* [What to produce]
Each line in the data holding "title" should be listed.

* [Data about app and page elements]
%%

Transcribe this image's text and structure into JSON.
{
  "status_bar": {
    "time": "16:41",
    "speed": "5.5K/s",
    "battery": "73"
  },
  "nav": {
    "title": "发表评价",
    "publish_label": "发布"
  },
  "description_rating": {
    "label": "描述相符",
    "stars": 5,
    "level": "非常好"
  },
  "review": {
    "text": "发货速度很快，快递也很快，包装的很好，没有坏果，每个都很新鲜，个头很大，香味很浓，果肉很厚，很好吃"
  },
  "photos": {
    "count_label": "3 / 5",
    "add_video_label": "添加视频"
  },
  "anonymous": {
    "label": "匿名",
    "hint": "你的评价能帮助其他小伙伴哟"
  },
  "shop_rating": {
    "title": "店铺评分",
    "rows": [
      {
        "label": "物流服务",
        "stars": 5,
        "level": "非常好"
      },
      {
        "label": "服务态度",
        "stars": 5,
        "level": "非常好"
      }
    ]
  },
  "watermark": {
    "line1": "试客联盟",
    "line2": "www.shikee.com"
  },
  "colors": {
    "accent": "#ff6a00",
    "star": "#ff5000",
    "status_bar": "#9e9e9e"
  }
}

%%
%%

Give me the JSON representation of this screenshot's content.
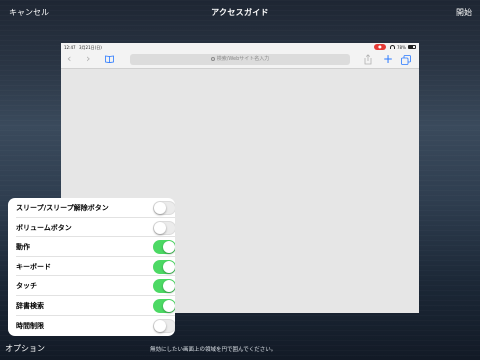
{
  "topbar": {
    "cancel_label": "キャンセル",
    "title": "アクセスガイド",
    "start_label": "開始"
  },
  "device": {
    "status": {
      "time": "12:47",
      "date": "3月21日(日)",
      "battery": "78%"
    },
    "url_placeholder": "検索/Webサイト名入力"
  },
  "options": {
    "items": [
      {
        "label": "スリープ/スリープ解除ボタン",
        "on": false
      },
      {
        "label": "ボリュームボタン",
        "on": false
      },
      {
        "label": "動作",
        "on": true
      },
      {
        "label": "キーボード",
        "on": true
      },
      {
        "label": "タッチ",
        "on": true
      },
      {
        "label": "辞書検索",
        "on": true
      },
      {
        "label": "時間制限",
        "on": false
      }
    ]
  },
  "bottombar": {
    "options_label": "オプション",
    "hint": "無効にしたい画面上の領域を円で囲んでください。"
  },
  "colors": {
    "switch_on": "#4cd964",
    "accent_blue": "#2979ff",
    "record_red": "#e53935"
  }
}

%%

* [Expected answer]
    "title": "发表评价",
    "title": "店铺评分",
    "title": "アクセスガイド",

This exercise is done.